── Records provided ──

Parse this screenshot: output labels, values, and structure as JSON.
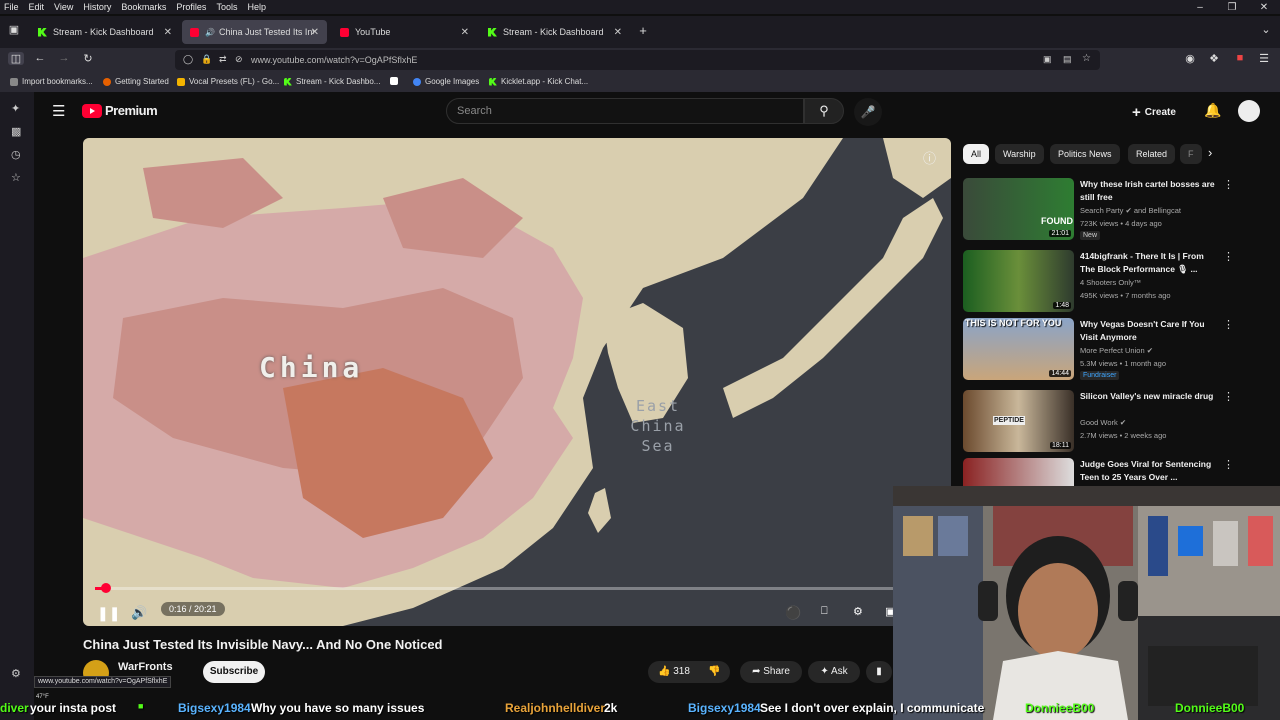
{
  "menubar": {
    "items": [
      "File",
      "Edit",
      "View",
      "History",
      "Bookmarks",
      "Profiles",
      "Tools",
      "Help"
    ]
  },
  "tabs": [
    {
      "label": "Stream - Kick Dashboard",
      "icon": "kick-icon",
      "active": false
    },
    {
      "label": "China Just Tested Its Invisib",
      "icon": "youtube-icon",
      "active": true
    },
    {
      "label": "YouTube",
      "icon": "youtube-icon",
      "active": false
    },
    {
      "label": "Stream - Kick Dashboard",
      "icon": "kick-icon",
      "active": false
    }
  ],
  "navbar": {
    "url": "www.youtube.com/watch?v=OgAPfSflxhE"
  },
  "bookmarks": [
    "Import bookmarks...",
    "Getting Started",
    "Vocal Presets (FL) - Go...",
    "Stream - Kick Dashbo...",
    "Google Images",
    "Kicklet.app - Kick Chat..."
  ],
  "yt": {
    "brand": "Premium",
    "search_placeholder": "Search",
    "create_label": "Create"
  },
  "video": {
    "map_label_country": "China",
    "map_label_sea_1": "East",
    "map_label_sea_2": "China",
    "map_label_sea_3": "Sea",
    "time": "0:16 / 20:21",
    "progress": 0.013,
    "title": "China Just Tested Its Invisible Navy... And No One Noticed",
    "channel": "WarFronts",
    "subscribe_label": "Subscribe",
    "likes": "318",
    "share_label": "Share",
    "ask_label": "Ask"
  },
  "chips": [
    "All",
    "Warship",
    "Politics News",
    "Related",
    "F"
  ],
  "recommendations": [
    {
      "title": "Why these Irish cartel bosses are still free",
      "channel": "Search Party",
      "channel_extra": "and Bellingcat",
      "meta": "723K views • 4 days ago",
      "badge": "New",
      "duration": "21:01",
      "thumb_text": "FOUND"
    },
    {
      "title": "414bigfrank - There It Is | From The Block Performance 🎙 ...",
      "channel": "4 Shooters Only™",
      "channel_extra": "",
      "meta": "495K views • 7 months ago",
      "badge": "",
      "duration": "1:48",
      "thumb_text": ""
    },
    {
      "title": "Why Vegas Doesn't Care If You Visit Anymore",
      "channel": "More Perfect Union",
      "channel_extra": "",
      "meta": "5.3M views • 1 month ago",
      "badge": "Fundraiser",
      "duration": "14:44",
      "thumb_text": "THIS IS NOT FOR YOU"
    },
    {
      "title": "Silicon Valley's new miracle drug",
      "channel": "Good Work",
      "channel_extra": "",
      "meta": "2.7M views • 2 weeks ago",
      "badge": "",
      "duration": "18:11",
      "thumb_text": "PEPTIDE"
    },
    {
      "title": "Judge Goes Viral for Sentencing Teen to 25 Years Over ...",
      "channel": "",
      "channel_extra": "",
      "meta": "",
      "badge": "",
      "duration": "",
      "thumb_text": ""
    }
  ],
  "statusbar_url": "www.youtube.com/watch?v=OgAPfSflxhE",
  "weather": "47°F",
  "overlay": {
    "t1": "diver",
    "t2": "your insta post",
    "t3": "Bigsexy1984",
    "t4": "Why you have so many issues",
    "t5": "Realjohnhelldiver",
    "t6": "2k",
    "t7": "Bigsexy1984",
    "t8": "See I don't over explain, I communicate",
    "t9": "DonnieeB00",
    "t10": "DonnieeB00"
  },
  "colors": {
    "yt_red": "#ff0033",
    "kick_green": "#53fc18",
    "bg": "#0f0f0f"
  }
}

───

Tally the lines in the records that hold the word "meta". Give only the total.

5